◆ What is required: The whole listing below is to be copied exactly.

◆ Task inputs:
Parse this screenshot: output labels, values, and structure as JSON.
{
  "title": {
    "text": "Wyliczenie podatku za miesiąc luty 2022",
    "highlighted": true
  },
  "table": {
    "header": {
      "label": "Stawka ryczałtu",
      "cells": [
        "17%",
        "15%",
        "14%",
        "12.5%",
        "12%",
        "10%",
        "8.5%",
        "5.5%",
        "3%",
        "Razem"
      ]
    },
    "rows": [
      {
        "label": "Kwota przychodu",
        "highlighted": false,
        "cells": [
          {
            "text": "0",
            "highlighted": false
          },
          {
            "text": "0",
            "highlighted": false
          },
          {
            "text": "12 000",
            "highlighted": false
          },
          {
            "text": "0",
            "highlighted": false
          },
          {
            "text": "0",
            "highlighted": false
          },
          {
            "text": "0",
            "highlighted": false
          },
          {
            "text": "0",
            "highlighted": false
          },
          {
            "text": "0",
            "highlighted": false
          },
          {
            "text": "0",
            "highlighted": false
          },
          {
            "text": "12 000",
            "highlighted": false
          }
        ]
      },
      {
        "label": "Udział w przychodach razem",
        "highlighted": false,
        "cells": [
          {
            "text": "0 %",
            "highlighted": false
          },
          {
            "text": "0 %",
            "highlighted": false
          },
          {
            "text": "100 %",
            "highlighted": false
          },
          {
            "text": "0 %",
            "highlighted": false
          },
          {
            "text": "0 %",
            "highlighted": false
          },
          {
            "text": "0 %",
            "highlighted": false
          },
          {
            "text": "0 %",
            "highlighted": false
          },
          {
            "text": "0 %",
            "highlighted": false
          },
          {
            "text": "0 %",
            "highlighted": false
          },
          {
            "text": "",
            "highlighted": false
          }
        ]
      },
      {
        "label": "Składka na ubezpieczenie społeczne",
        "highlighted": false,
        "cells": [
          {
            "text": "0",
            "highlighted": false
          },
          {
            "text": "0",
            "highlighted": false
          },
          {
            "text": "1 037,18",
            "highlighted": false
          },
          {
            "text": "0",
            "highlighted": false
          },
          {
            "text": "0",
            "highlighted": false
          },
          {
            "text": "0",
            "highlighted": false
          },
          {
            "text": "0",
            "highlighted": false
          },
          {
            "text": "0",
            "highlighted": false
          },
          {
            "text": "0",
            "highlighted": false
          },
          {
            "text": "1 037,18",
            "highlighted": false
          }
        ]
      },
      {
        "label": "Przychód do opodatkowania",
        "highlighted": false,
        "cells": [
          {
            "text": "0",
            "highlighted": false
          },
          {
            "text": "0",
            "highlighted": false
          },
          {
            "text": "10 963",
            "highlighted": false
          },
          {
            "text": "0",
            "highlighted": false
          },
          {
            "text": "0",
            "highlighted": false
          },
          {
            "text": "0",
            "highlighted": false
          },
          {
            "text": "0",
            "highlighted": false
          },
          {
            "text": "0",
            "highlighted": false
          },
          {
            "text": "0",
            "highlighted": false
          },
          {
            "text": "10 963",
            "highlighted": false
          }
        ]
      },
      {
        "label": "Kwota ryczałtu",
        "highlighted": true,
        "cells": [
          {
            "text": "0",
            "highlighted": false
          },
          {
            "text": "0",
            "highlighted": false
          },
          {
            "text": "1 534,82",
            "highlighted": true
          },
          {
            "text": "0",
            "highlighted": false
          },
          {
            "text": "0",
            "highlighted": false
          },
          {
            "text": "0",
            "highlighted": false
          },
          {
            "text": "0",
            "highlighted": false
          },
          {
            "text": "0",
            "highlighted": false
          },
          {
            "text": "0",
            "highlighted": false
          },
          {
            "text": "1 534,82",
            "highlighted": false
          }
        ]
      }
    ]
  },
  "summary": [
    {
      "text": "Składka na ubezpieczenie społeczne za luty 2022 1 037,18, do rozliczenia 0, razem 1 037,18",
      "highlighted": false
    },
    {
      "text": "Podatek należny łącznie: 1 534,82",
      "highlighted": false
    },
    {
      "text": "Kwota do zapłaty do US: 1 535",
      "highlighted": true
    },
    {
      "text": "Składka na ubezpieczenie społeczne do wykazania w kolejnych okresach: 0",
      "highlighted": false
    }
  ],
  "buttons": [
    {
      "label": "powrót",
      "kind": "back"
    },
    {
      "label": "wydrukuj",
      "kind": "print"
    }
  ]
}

◆ Result below:
Parse this screenshot: output labels, values, and structure as JSON.
{
  "title": {
    "text": "Wyliczenie podatku za miesiąc luty 2022",
    "highlighted": true
  },
  "table": {
    "header": {
      "label": "Stawka ryczałtu",
      "cells": [
        "17%",
        "15%",
        "14%",
        "12.5%",
        "12%",
        "10%",
        "8.5%",
        "5.5%",
        "3%",
        "Razem"
      ]
    },
    "rows": [
      {
        "label": "Kwota przychodu",
        "highlighted": false,
        "cells": [
          {
            "text": "0",
            "highlighted": false
          },
          {
            "text": "0",
            "highlighted": false
          },
          {
            "text": "12 000",
            "highlighted": false
          },
          {
            "text": "0",
            "highlighted": false
          },
          {
            "text": "0",
            "highlighted": false
          },
          {
            "text": "0",
            "highlighted": false
          },
          {
            "text": "0",
            "highlighted": false
          },
          {
            "text": "0",
            "highlighted": false
          },
          {
            "text": "0",
            "highlighted": false
          },
          {
            "text": "12 000",
            "highlighted": false
          }
        ]
      },
      {
        "label": "Udział w przychodach razem",
        "highlighted": false,
        "cells": [
          {
            "text": "0 %",
            "highlighted": false
          },
          {
            "text": "0 %",
            "highlighted": false
          },
          {
            "text": "100 %",
            "highlighted": false
          },
          {
            "text": "0 %",
            "highlighted": false
          },
          {
            "text": "0 %",
            "highlighted": false
          },
          {
            "text": "0 %",
            "highlighted": false
          },
          {
            "text": "0 %",
            "highlighted": false
          },
          {
            "text": "0 %",
            "highlighted": false
          },
          {
            "text": "0 %",
            "highlighted": false
          },
          {
            "text": "",
            "highlighted": false
          }
        ]
      },
      {
        "label": "Składka na ubezpieczenie społeczne",
        "highlighted": false,
        "cells": [
          {
            "text": "0",
            "highlighted": false
          },
          {
            "text": "0",
            "highlighted": false
          },
          {
            "text": "1 037,18",
            "highlighted": false
          },
          {
            "text": "0",
            "highlighted": false
          },
          {
            "text": "0",
            "highlighted": false
          },
          {
            "text": "0",
            "highlighted": false
          },
          {
            "text": "0",
            "highlighted": false
          },
          {
            "text": "0",
            "highlighted": false
          },
          {
            "text": "0",
            "highlighted": false
          },
          {
            "text": "1 037,18",
            "highlighted": false
          }
        ]
      },
      {
        "label": "Przychód do opodatkowania",
        "highlighted": false,
        "cells": [
          {
            "text": "0",
            "highlighted": false
          },
          {
            "text": "0",
            "highlighted": false
          },
          {
            "text": "10 963",
            "highlighted": false
          },
          {
            "text": "0",
            "highlighted": false
          },
          {
            "text": "0",
            "highlighted": false
          },
          {
            "text": "0",
            "highlighted": false
          },
          {
            "text": "0",
            "highlighted": false
          },
          {
            "text": "0",
            "highlighted": false
          },
          {
            "text": "0",
            "highlighted": false
          },
          {
            "text": "10 963",
            "highlighted": false
          }
        ]
      },
      {
        "label": "Kwota ryczałtu",
        "highlighted": true,
        "cells": [
          {
            "text": "0",
            "highlighted": false
          },
          {
            "text": "0",
            "highlighted": false
          },
          {
            "text": "1 534,82",
            "highlighted": true
          },
          {
            "text": "0",
            "highlighted": false
          },
          {
            "text": "0",
            "highlighted": false
          },
          {
            "text": "0",
            "highlighted": false
          },
          {
            "text": "0",
            "highlighted": false
          },
          {
            "text": "0",
            "highlighted": false
          },
          {
            "text": "0",
            "highlighted": false
          },
          {
            "text": "1 534,82",
            "highlighted": false
          }
        ]
      }
    ]
  },
  "summary": [
    {
      "text": "Składka na ubezpieczenie społeczne za luty 2022 1 037,18, do rozliczenia 0, razem 1 037,18",
      "highlighted": false
    },
    {
      "text": "Podatek należny łącznie: 1 534,82",
      "highlighted": false
    },
    {
      "text": "Kwota do zapłaty do US: 1 535",
      "highlighted": true
    },
    {
      "text": "Składka na ubezpieczenie społeczne do wykazania w kolejnych okresach: 0",
      "highlighted": false
    }
  ],
  "buttons": [
    {
      "label": "powrót",
      "kind": "back"
    },
    {
      "label": "wydrukuj",
      "kind": "print"
    }
  ]
}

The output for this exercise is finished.